__Work instructions__. Where does the word "JSON" show up in the records? Copy every line that has it.

__Extracted material__.
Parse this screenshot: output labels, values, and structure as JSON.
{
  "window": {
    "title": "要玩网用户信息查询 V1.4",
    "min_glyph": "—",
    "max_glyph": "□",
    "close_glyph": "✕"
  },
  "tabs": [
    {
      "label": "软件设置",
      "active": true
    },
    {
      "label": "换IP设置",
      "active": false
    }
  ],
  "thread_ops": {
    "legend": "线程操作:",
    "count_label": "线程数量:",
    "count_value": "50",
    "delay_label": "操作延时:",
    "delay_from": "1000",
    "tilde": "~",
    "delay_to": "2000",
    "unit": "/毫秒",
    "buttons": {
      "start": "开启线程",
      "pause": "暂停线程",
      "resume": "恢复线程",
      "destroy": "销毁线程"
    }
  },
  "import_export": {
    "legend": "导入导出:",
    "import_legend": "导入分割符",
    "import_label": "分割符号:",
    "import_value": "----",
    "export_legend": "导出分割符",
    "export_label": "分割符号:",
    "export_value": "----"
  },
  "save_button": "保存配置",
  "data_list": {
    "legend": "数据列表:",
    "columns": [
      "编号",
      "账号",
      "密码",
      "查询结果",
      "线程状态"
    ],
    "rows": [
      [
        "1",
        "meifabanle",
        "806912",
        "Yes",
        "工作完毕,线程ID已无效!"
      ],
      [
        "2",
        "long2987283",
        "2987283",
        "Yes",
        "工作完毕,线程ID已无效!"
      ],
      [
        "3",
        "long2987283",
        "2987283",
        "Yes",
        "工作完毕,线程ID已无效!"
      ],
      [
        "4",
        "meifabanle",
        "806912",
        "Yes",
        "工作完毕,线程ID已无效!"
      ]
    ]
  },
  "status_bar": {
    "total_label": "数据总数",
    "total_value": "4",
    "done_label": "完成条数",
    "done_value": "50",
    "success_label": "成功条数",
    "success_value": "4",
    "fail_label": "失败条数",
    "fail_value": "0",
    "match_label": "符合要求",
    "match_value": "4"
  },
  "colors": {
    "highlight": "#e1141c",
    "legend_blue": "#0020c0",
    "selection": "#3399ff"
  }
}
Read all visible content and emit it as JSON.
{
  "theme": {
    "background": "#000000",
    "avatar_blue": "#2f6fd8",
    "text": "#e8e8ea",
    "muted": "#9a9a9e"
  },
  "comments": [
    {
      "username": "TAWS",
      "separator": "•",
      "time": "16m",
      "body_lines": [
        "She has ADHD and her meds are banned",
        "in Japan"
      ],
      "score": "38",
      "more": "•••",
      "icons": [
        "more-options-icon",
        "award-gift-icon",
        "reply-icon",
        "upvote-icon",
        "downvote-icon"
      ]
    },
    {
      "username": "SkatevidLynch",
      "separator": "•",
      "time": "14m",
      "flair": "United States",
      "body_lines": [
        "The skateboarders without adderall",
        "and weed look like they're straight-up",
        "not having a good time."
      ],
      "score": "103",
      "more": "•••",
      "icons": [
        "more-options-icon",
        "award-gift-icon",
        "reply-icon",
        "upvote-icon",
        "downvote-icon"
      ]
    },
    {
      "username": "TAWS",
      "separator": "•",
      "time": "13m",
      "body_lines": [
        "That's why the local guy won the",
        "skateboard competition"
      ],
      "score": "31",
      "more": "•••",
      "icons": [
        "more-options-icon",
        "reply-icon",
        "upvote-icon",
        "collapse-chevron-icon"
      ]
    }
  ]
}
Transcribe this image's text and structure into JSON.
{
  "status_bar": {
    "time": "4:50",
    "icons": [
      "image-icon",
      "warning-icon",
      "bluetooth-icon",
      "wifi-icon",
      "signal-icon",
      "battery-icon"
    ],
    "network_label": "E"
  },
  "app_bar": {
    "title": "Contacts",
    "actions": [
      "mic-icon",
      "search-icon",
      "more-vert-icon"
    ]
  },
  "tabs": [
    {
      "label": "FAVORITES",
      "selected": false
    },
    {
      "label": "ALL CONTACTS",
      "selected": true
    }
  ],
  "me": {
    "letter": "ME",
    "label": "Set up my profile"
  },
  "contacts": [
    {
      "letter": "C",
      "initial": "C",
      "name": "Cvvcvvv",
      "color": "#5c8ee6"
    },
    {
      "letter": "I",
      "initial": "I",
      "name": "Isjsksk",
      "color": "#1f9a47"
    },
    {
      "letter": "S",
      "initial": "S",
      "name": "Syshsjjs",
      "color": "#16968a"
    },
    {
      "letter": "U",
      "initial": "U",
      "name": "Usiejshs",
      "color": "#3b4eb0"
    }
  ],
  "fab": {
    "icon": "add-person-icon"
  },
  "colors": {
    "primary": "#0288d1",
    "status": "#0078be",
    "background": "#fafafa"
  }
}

__Exercise solution__.
Parse this screenshot: output labels, values, and structure as JSON.
Read all visible content and emit it as JSON.
Transcribe this image's text and structure into JSON.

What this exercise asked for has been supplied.